We’ve all heard of speakeasies, low-key or even hidden bars that favor intimate atmospheres and quiet drinks. But most of them have an almost exclusive connection with Western spirits. After all, the ban on them is what spawned the first speakeasies in the prohibition era.
But what about one dedicated to the sole enjoyment of sake? To find out, Eugene and Nate sit down with food and beverage veterans Elliot Faber and Lindsay Jang of Yardbird, who share their account of an unforgettable visit to Sake Bar O, the first known sake speakeasy in Tokyo.
Hand-hammered tin counters frame the centerpiece, which is bathed in a column of cool “moonlight.”
Seasonal wild and natural flowers and weeds are foraged and brought to Sake Bar O to be changed twice a week
Track lights keep the guests experience private and focused on the bottle of sake they chose.
For both owner Jun Onishi and head sommelier Kumi Hitomi, Sake Bar O is a passion project largely unrelated to their day jobs.
Ugo no Tsuki—moon after the rain—is a special sake from Hiroshima bottled exclusively for Sake Bar O.
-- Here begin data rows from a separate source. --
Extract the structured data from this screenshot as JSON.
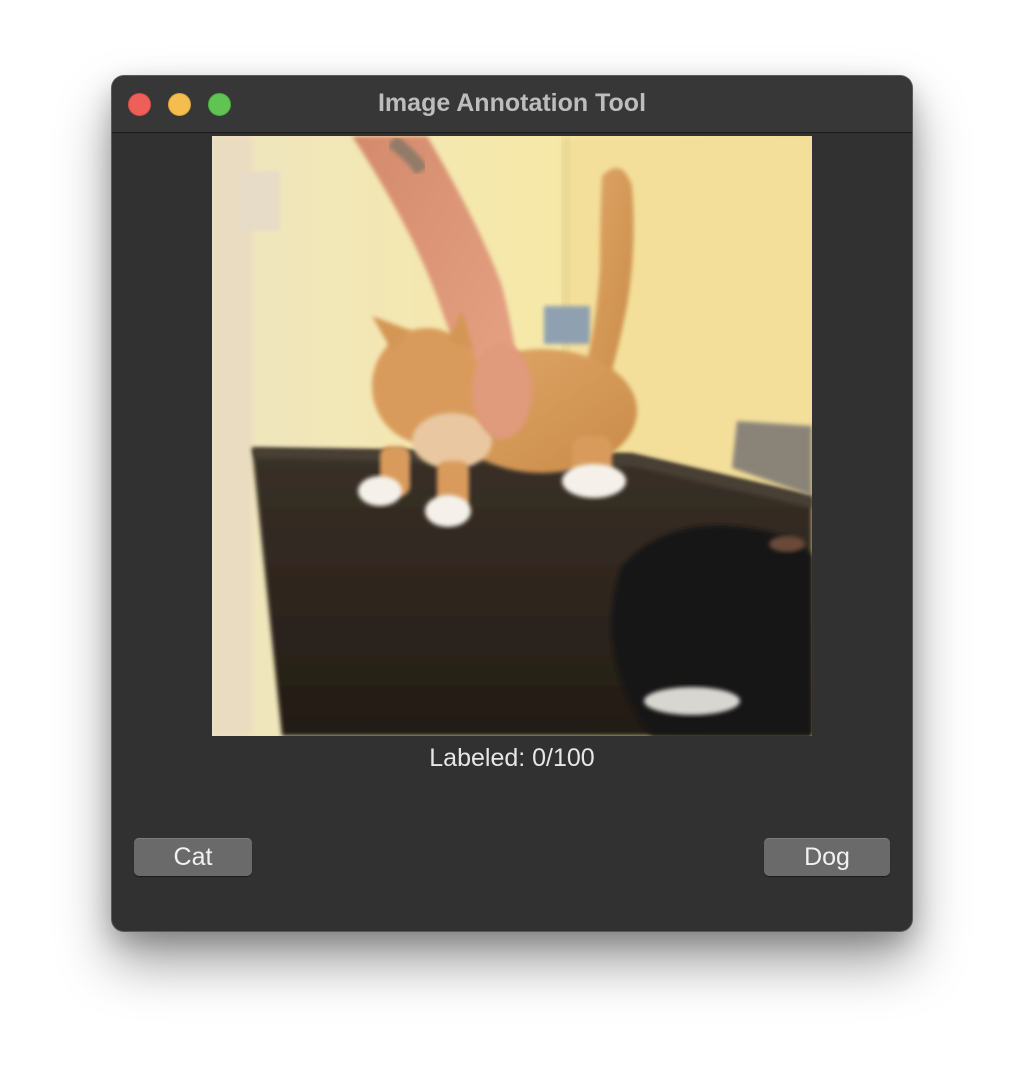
{
  "window": {
    "title": "Image Annotation Tool"
  },
  "image": {
    "alt": "Orange tabby cat being petted on a dark table, black dog in foreground",
    "subject_icon": "photo-cat"
  },
  "status": {
    "labeled_text": "Labeled: 0/100"
  },
  "buttons": {
    "cat_label": "Cat",
    "dog_label": "Dog"
  },
  "colors": {
    "window_bg": "#313131",
    "close": "#ee5f58",
    "minimize": "#f5bd4f",
    "zoom": "#5fc454",
    "button_bg": "#6a6a6a"
  }
}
Each cup of sake is served with considerate simplicity and grace.
Glass and metal works for the bar are sourced from local artisan Seiwa Hada.